Next to the clinic's Tomato Sandwich Party fund-raiser in August, the concert is the clinic's second-biggest fund-raising effort, bringing in close to $1,700 in proceeds last year. The money is vital to the operation of the clinic, which runs entirely on public donations throughout the year, said Lisa Page, interim administrator at the clinic.

"Every dollar that is donated, we turn that into about $10 worth of medical care," said Page. "I like that the symphony and the director donate their time. I think it's a way to blend the sprit of Christmas with the spirit of charity."

Richard Bell, who is the founder of the SCSO, has served as its conductor for 16 years. He also has attended First Baptist Church of Morrow -- the church which oversees the Good Shepherd Clinic -- for the last ten years. He saw the concert as a way to give back to the community.

"This clinic is just a wonderful program offered to folks who have true needs," said Bell. The concert is "a chance for us to give back to the community every year. It's reaching a different audience than the Tomato Sandwich Party," he added.
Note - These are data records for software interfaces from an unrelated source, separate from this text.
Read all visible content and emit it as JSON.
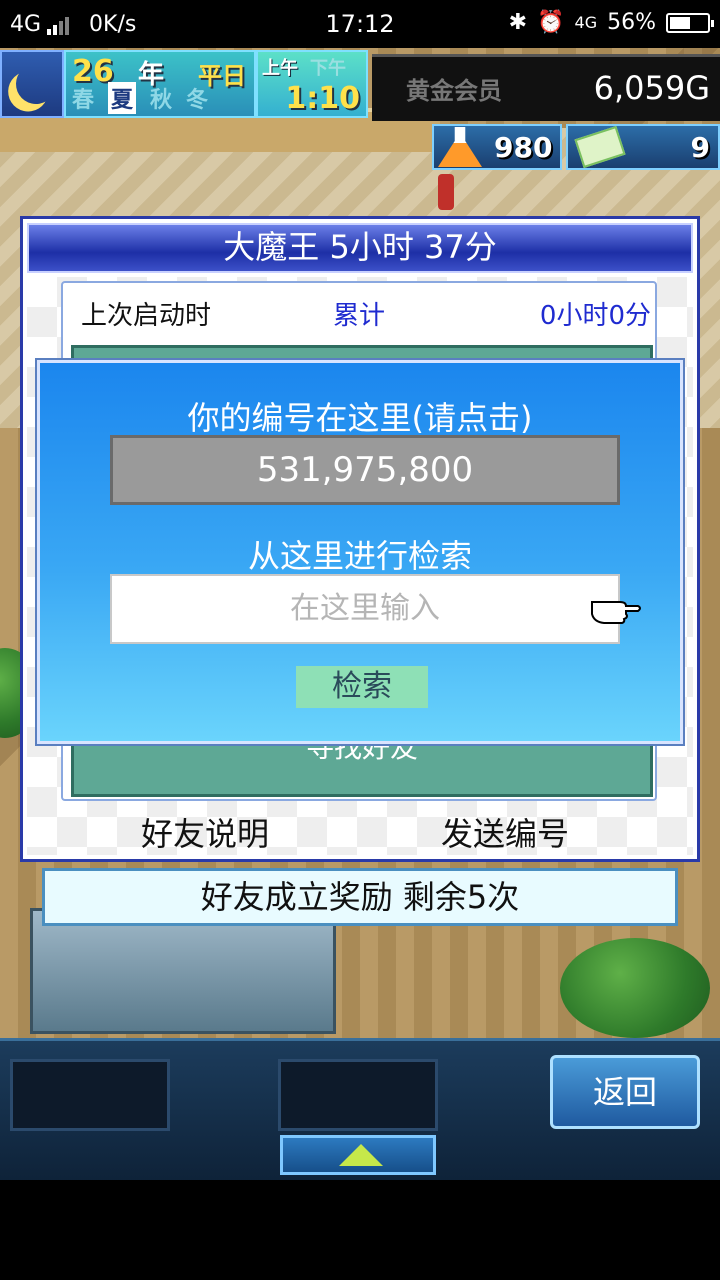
{
  "status_bar": {
    "network": "4G",
    "speed": "0K/s",
    "time": "17:12",
    "network2": "4G",
    "battery": "56%",
    "battery_level": 0.56
  },
  "hud": {
    "year": "26",
    "year_unit": "年",
    "day_type": "平日",
    "seasons": [
      "春",
      "夏",
      "秋",
      "冬"
    ],
    "active_season": "夏",
    "am": "上午",
    "pm": "下午",
    "clock": "1:10",
    "membership": "黄金会员",
    "gold": "6,059G",
    "research_points": "980",
    "tickets": "9"
  },
  "panel": {
    "title": "大魔王  5小时 37分",
    "last_launch_label": "上次启动时",
    "total_label": "累计",
    "total_value": "0小时0分",
    "find_friend": "寻找好友",
    "friend_help_button": "好友说明",
    "send_id_button": "发送编号"
  },
  "dialog": {
    "title": "你的编号在这里(请点击)",
    "user_id": "531,975,800",
    "search_title": "从这里进行检索",
    "search_placeholder": "在这里输入",
    "search_button": "检索"
  },
  "reward": {
    "text": "好友成立奖励  剩余5次"
  },
  "bottom": {
    "back_button": "返回"
  }
}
Bell stepped in as the church's interim music director, after the previous director retired this summer, said Bert Watkins, administrator of First Baptist Church of Morrow and treasurer of the Good Shepherd Clinic.

"He knew the clinic was trying to raise money," last year, said Watkins. "[Bell] sat in on a board of directors meeting and said 'I think I have a way to make money.' He's been a great help."

Bell said he expects this year's concert will duplicate the success of the one held last year.

"It's a nice holiday treat for the audience, and a nice fund-raiser for the clinic," said Bell.